Monday, December 10, 2007


"Be true to yourself." What does that even mean?


Lee Y said...

It doesn’t mean anything. It’s just fluff or pointless drivel that people say to one another. I’ve done a little research and have found the origins of this saying have their roots in the public school systems of the American Midwest. The earliest documented accounts of this saying being written are in high school yearbooks. “Be true to yourself” also reached the height of popularity the same time that “never change” came into fashion.

Hope this helps.


Sarah said...

nice Lee.

I had the same thought!

:::: Travis Keller :::: said...

in this comment is there some reflection of an appeal to humanism?

John said...

I like it better than, "be false to yourself" (Of course that doesn't go well in a yearbook anyway). It probably means something to the effect of "do what you want to do". If it were a suggestion about personal honesty it might be worth while but I don't think that's the intention.

B.H.W.Y (Be Honest With Yourself) Don't stay the same (or you'll be a really immature 50 year old).



Anonymous said...

i was about to write something about a phrase on the back of a senior picture along with 'never change', but I see that Lee has already wrote that which i wanted to contribute.

here's to you, mr. you-said-what-i-was-going-to-say-before-me.

dang it.

Wesleyan Psychologist said...

I find this phrase to be a mixture of cheesiness and profundity...that is, on the one hand it has become a yearbook cliche that reflects our focus on our interior, private feelings and obsession with our "selves". Yet, this cliche is also at the bottom of much decision-making in our lives ("That just does or doesn't feel right")

On the other hand, I wonder if at it's best it can remind us that authenticity matters. How many times have I not said what I am thinking/feeling out of fear or out of a desire to be accepted? There seems to need to be a balance between focusing solely on myself and what I want and feel and being authentic or "true" in who I am...but of course it is just a phrase in need of a larger narrative to make sense out of it.

PK said...

"Be true to yourself" could have a profound message when interpreted from a different perspective.

"Don't lie to yourself" or don't try to make something mean what it was not meant to mean.

Or-- do not violate your conscience.

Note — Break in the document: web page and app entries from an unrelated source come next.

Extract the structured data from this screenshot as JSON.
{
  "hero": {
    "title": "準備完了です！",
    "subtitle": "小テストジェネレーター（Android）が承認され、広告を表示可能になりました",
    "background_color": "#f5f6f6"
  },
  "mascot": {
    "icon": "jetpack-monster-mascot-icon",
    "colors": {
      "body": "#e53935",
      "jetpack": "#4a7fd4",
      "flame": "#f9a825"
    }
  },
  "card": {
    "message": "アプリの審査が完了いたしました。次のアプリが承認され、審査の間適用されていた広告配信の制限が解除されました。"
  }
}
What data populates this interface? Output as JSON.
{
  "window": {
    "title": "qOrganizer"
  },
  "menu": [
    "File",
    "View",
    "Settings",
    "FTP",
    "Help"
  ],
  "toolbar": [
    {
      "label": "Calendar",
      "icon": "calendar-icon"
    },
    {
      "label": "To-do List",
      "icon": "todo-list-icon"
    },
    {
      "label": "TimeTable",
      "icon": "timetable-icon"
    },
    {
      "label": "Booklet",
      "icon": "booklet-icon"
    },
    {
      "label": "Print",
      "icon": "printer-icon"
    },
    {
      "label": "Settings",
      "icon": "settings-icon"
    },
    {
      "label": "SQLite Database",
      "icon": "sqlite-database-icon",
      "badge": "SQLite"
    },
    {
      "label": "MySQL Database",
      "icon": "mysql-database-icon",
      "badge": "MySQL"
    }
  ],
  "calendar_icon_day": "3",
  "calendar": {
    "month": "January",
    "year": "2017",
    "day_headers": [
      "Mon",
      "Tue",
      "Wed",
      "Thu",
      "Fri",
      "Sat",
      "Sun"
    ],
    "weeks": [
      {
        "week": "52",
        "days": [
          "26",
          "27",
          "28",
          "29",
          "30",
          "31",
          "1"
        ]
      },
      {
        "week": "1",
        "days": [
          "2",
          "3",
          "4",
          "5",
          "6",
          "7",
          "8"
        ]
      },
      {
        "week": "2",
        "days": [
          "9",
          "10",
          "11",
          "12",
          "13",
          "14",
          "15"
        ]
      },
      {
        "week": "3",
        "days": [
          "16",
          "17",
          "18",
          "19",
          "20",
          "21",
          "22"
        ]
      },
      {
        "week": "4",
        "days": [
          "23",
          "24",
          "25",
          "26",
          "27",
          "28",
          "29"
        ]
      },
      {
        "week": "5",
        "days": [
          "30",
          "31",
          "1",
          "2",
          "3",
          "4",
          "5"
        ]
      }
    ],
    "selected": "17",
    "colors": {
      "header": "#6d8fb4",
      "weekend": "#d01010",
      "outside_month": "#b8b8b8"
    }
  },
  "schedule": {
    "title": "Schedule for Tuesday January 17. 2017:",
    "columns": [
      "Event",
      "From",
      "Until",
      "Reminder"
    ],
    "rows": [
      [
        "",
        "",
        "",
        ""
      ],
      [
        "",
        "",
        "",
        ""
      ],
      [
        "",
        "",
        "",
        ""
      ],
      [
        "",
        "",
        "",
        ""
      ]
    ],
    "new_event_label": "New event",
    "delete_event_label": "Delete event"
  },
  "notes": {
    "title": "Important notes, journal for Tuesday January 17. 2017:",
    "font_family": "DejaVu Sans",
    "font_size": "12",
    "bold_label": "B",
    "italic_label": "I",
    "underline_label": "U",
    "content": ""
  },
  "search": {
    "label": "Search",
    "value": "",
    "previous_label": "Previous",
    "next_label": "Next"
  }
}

Perhaps be true/loyal to your convictions.

Or, does it mean to "take care of yourself" and to heck with caring for others?

What did the first person intend who used the phrase and has its repeated use changed the original meaning/thought?

Perhaps the misinterpretation is now accepted as the original thought?

Lee is probably right that most people use it as pointless drivel.

So, I close with -- be resolved to be truthful.

:::: Travis Keller :::: said...

dad, you rock.

Daniel C. said...

I think it comes maybe from Shakesphere. To thine own self be true is somewhere in something he wrote. Americans just stole it and modernized the phrasing and took credit for it.

Kelli said...

Hi Travis.
I don't have much input about your most recent most, but I just found your site (through deweber) and I wanted to say hello. Give my greetings to your girls for me. Maybe I'll run into you the next time I'm in the Vern.
Kelli (Shearron) Blinn

Matthew 5:38-48, NASB

"You have heard that it was said, 'An eye for an eye and a tooth for a tooth.' But I say to you, do not resist an evil person; but whoever slaps you on your right cheek, turn the other to him also. If anyone want to sue you and take your shirt, let him have your coat also. Whoever forces you to go one mile, go with him two. Give to him who asks of you, and do not turn away from him who wants to borrow from you. You have heard that it was said, 'You shall love your neighbor and hate your enemy.' But I say to you, love your enemies and pray for those who persecute you, so that you may be sons of your Father who is in heaven; for He causes His sun to rise on the evil and the good, and sends rain on the righteous and the unrighteous. For if you love those who love you, what reward do you have? Do not even the tax collectors do the same? If you greet only you brothers, what more are you doing than others? Do not even the Gentiles do the same? Therefore you are to be perfect, as your heavenly Father is perfect."